Nothing in the records should differ when you write them out again.

Interface dataset entries:
=-=-=

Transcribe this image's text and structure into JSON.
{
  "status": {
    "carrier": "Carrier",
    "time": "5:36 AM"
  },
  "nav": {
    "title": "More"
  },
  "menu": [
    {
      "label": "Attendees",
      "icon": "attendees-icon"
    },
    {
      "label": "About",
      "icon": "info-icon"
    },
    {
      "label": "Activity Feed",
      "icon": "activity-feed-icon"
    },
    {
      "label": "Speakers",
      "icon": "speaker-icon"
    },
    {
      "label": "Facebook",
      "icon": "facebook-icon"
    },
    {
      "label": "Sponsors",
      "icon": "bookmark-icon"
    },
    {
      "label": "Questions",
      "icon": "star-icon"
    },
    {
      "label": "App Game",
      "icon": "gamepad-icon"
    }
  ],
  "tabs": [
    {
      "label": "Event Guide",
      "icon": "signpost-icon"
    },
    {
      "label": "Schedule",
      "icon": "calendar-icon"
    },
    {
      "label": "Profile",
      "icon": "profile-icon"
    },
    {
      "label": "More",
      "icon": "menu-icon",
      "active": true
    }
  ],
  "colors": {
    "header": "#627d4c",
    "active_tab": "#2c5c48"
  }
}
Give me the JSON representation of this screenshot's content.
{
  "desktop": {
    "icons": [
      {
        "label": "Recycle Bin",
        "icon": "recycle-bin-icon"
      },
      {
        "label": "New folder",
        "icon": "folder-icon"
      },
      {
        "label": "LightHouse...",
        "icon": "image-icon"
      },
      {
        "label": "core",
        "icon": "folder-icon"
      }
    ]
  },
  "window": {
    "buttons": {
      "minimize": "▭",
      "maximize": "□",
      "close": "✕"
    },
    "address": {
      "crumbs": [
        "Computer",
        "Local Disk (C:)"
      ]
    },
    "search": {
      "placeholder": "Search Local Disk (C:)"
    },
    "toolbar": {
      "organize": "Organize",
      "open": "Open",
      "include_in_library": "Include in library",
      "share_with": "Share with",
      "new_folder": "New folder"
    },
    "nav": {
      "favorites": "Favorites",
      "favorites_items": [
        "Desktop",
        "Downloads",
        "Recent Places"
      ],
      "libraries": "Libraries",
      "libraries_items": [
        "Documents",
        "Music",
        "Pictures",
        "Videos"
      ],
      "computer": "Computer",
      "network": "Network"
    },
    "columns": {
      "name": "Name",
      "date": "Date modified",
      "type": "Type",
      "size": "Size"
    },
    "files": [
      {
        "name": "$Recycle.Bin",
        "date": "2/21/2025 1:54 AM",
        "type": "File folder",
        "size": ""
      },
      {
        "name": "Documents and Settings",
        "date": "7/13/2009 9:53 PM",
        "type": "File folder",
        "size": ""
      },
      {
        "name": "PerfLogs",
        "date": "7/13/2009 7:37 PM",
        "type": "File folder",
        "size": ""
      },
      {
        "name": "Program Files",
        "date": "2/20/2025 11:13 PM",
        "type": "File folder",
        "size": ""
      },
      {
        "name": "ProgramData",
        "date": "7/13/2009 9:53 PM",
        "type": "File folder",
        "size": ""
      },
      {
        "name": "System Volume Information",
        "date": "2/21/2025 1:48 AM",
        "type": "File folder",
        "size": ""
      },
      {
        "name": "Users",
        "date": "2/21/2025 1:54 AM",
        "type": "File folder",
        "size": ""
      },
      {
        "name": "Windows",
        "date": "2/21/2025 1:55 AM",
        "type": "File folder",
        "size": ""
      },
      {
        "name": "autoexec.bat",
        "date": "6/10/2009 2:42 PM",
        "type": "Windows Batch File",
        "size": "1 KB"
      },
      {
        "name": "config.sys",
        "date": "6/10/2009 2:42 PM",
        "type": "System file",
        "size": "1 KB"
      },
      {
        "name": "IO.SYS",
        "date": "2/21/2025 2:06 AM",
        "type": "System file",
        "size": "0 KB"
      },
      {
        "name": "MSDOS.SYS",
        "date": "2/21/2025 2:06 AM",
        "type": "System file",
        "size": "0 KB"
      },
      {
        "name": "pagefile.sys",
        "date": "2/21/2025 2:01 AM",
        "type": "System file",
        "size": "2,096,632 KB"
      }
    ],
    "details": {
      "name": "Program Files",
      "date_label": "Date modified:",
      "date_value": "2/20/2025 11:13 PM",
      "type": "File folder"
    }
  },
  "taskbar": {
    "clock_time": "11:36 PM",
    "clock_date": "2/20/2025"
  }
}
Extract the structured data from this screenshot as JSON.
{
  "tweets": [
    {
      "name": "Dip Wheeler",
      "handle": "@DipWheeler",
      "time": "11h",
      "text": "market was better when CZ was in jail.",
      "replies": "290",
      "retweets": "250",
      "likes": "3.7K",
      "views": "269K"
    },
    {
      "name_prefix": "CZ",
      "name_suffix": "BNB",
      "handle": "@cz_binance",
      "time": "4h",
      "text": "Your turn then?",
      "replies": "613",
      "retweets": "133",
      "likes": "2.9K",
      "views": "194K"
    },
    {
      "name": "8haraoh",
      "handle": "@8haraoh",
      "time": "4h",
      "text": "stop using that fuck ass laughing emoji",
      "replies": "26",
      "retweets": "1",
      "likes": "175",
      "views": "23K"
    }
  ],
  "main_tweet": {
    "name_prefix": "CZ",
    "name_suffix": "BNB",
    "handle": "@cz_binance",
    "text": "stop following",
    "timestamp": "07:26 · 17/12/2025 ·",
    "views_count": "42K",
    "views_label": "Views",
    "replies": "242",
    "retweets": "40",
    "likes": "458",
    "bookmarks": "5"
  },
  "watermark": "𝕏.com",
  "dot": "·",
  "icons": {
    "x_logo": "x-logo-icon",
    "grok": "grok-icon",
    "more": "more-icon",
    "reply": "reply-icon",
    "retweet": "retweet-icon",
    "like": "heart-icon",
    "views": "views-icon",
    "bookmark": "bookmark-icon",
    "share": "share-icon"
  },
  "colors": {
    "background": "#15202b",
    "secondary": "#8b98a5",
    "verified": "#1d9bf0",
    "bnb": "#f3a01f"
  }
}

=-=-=

WRITTEN SOLUTION ▸
Transcribe this image's text and structure into JSON.
{
  "status": {
    "carrier": "Carrier",
    "time": "5:36 AM"
  },
  "nav": {
    "title": "More"
  },
  "menu": [
    {
      "label": "Attendees",
      "icon": "attendees-icon"
    },
    {
      "label": "About",
      "icon": "info-icon"
    },
    {
      "label": "Activity Feed",
      "icon": "activity-feed-icon"
    },
    {
      "label": "Speakers",
      "icon": "speaker-icon"
    },
    {
      "label": "Facebook",
      "icon": "facebook-icon"
    },
    {
      "label": "Sponsors",
      "icon": "bookmark-icon"
    },
    {
      "label": "Questions",
      "icon": "star-icon"
    },
    {
      "label": "App Game",
      "icon": "gamepad-icon"
    }
  ],
  "tabs": [
    {
      "label": "Event Guide",
      "icon": "signpost-icon"
    },
    {
      "label": "Schedule",
      "icon": "calendar-icon"
    },
    {
      "label": "Profile",
      "icon": "profile-icon"
    },
    {
      "label": "More",
      "icon": "menu-icon",
      "active": true
    }
  ],
  "colors": {
    "header": "#627d4c",
    "active_tab": "#2c5c48"
  }
}
Give me the JSON representation of this screenshot's content.
{
  "desktop": {
    "icons": [
      {
        "label": "Recycle Bin",
        "icon": "recycle-bin-icon"
      },
      {
        "label": "New folder",
        "icon": "folder-icon"
      },
      {
        "label": "LightHouse...",
        "icon": "image-icon"
      },
      {
        "label": "core",
        "icon": "folder-icon"
      }
    ]
  },
  "window": {
    "buttons": {
      "minimize": "▭",
      "maximize": "□",
      "close": "✕"
    },
    "address": {
      "crumbs": [
        "Computer",
        "Local Disk (C:)"
      ]
    },
    "search": {
      "placeholder": "Search Local Disk (C:)"
    },
    "toolbar": {
      "organize": "Organize",
      "open": "Open",
      "include_in_library": "Include in library",
      "share_with": "Share with",
      "new_folder": "New folder"
    },
    "nav": {
      "favorites": "Favorites",
      "favorites_items": [
        "Desktop",
        "Downloads",
        "Recent Places"
      ],
      "libraries": "Libraries",
      "libraries_items": [
        "Documents",
        "Music",
        "Pictures",
        "Videos"
      ],
      "computer": "Computer",
      "network": "Network"
    },
    "columns": {
      "name": "Name",
      "date": "Date modified",
      "type": "Type",
      "size": "Size"
    },
    "files": [
      {
        "name": "$Recycle.Bin",
        "date": "2/21/2025 1:54 AM",
        "type": "File folder",
        "size": ""
      },
      {
        "name": "Documents and Settings",
        "date": "7/13/2009 9:53 PM",
        "type": "File folder",
        "size": ""
      },
      {
        "name": "PerfLogs",
        "date": "7/13/2009 7:37 PM",
        "type": "File folder",
        "size": ""
      },
      {
        "name": "Program Files",
        "date": "2/20/2025 11:13 PM",
        "type": "File folder",
        "size": ""
      },
      {
        "name": "ProgramData",
        "date": "7/13/2009 9:53 PM",
        "type": "File folder",
        "size": ""
      },
      {
        "name": "System Volume Information",
        "date": "2/21/2025 1:48 AM",
        "type": "File folder",
        "size": ""
      },
      {
        "name": "Users",
        "date": "2/21/2025 1:54 AM",
        "type": "File folder",
        "size": ""
      },
      {
        "name": "Windows",
        "date": "2/21/2025 1:55 AM",
        "type": "File folder",
        "size": ""
      },
      {
        "name": "autoexec.bat",
        "date": "6/10/2009 2:42 PM",
        "type": "Windows Batch File",
        "size": "1 KB"
      },
      {
        "name": "config.sys",
        "date": "6/10/2009 2:42 PM",
        "type": "System file",
        "size": "1 KB"
      },
      {
        "name": "IO.SYS",
        "date": "2/21/2025 2:06 AM",
        "type": "System file",
        "size": "0 KB"
      },
      {
        "name": "MSDOS.SYS",
        "date": "2/21/2025 2:06 AM",
        "type": "System file",
        "size": "0 KB"
      },
      {
        "name": "pagefile.sys",
        "date": "2/21/2025 2:01 AM",
        "type": "System file",
        "size": "2,096,632 KB"
      }
    ],
    "details": {
      "name": "Program Files",
      "date_label": "Date modified:",
      "date_value": "2/20/2025 11:13 PM",
      "type": "File folder"
    }
  },
  "taskbar": {
    "clock_time": "11:36 PM",
    "clock_date": "2/20/2025"
  }
}
Extract the structured data from this screenshot as JSON.
{
  "tweets": [
    {
      "name": "Dip Wheeler",
      "handle": "@DipWheeler",
      "time": "11h",
      "text": "market was better when CZ was in jail.",
      "replies": "290",
      "retweets": "250",
      "likes": "3.7K",
      "views": "269K"
    },
    {
      "name_prefix": "CZ",
      "name_suffix": "BNB",
      "handle": "@cz_binance",
      "time": "4h",
      "text": "Your turn then?",
      "replies": "613",
      "retweets": "133",
      "likes": "2.9K",
      "views": "194K"
    },
    {
      "name": "8haraoh",
      "handle": "@8haraoh",
      "time": "4h",
      "text": "stop using that fuck ass laughing emoji",
      "replies": "26",
      "retweets": "1",
      "likes": "175",
      "views": "23K"
    }
  ],
  "main_tweet": {
    "name_prefix": "CZ",
    "name_suffix": "BNB",
    "handle": "@cz_binance",
    "text": "stop following",
    "timestamp": "07:26 · 17/12/2025 ·",
    "views_count": "42K",
    "views_label": "Views",
    "replies": "242",
    "retweets": "40",
    "likes": "458",
    "bookmarks": "5"
  },
  "watermark": "𝕏.com",
  "dot": "·",
  "icons": {
    "x_logo": "x-logo-icon",
    "grok": "grok-icon",
    "more": "more-icon",
    "reply": "reply-icon",
    "retweet": "retweet-icon",
    "like": "heart-icon",
    "views": "views-icon",
    "bookmark": "bookmark-icon",
    "share": "share-icon"
  },
  "colors": {
    "background": "#15202b",
    "secondary": "#8b98a5",
    "verified": "#1d9bf0",
    "bnb": "#f3a01f"
  }
}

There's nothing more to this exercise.